Nothing in the data may be altered; copy it all exactly.

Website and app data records
┄┄┄┄┄┄┄┄┄┄┄┄┄┄┄┄┄┄┄┄

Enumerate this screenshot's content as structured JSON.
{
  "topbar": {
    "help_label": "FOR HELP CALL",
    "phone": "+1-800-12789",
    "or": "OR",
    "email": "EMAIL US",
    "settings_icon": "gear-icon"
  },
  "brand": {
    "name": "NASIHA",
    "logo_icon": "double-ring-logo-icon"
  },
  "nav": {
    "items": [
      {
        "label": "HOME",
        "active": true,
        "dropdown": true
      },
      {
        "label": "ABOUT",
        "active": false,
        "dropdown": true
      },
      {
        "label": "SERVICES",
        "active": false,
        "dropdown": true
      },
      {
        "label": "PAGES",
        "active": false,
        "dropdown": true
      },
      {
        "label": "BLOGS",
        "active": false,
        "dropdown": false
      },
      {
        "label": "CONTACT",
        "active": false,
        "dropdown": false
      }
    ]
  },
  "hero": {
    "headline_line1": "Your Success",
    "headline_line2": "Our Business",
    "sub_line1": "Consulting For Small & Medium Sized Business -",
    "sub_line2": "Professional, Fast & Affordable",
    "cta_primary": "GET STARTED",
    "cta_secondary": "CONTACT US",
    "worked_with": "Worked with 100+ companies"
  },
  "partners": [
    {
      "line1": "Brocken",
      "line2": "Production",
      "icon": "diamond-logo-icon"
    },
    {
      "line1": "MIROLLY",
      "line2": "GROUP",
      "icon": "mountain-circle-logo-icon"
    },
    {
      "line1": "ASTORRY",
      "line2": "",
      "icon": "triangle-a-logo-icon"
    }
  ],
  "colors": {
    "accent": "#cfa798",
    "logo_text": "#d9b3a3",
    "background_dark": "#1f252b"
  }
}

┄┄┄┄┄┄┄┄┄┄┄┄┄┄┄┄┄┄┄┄

Solution for this exercise
Enumerate this screenshot's content as structured JSON.
{
  "topbar": {
    "help_label": "FOR HELP CALL",
    "phone": "+1-800-12789",
    "or": "OR",
    "email": "EMAIL US",
    "settings_icon": "gear-icon"
  },
  "brand": {
    "name": "NASIHA",
    "logo_icon": "double-ring-logo-icon"
  },
  "nav": {
    "items": [
      {
        "label": "HOME",
        "active": true,
        "dropdown": true
      },
      {
        "label": "ABOUT",
        "active": false,
        "dropdown": true
      },
      {
        "label": "SERVICES",
        "active": false,
        "dropdown": true
      },
      {
        "label": "PAGES",
        "active": false,
        "dropdown": true
      },
      {
        "label": "BLOGS",
        "active": false,
        "dropdown": false
      },
      {
        "label": "CONTACT",
        "active": false,
        "dropdown": false
      }
    ]
  },
  "hero": {
    "headline_line1": "Your Success",
    "headline_line2": "Our Business",
    "sub_line1": "Consulting For Small & Medium Sized Business -",
    "sub_line2": "Professional, Fast & Affordable",
    "cta_primary": "GET STARTED",
    "cta_secondary": "CONTACT US",
    "worked_with": "Worked with 100+ companies"
  },
  "partners": [
    {
      "line1": "Brocken",
      "line2": "Production",
      "icon": "diamond-logo-icon"
    },
    {
      "line1": "MIROLLY",
      "line2": "GROUP",
      "icon": "mountain-circle-logo-icon"
    },
    {
      "line1": "ASTORRY",
      "line2": "",
      "icon": "triangle-a-logo-icon"
    }
  ],
  "colors": {
    "accent": "#cfa798",
    "logo_text": "#d9b3a3",
    "background_dark": "#1f252b"
  }
}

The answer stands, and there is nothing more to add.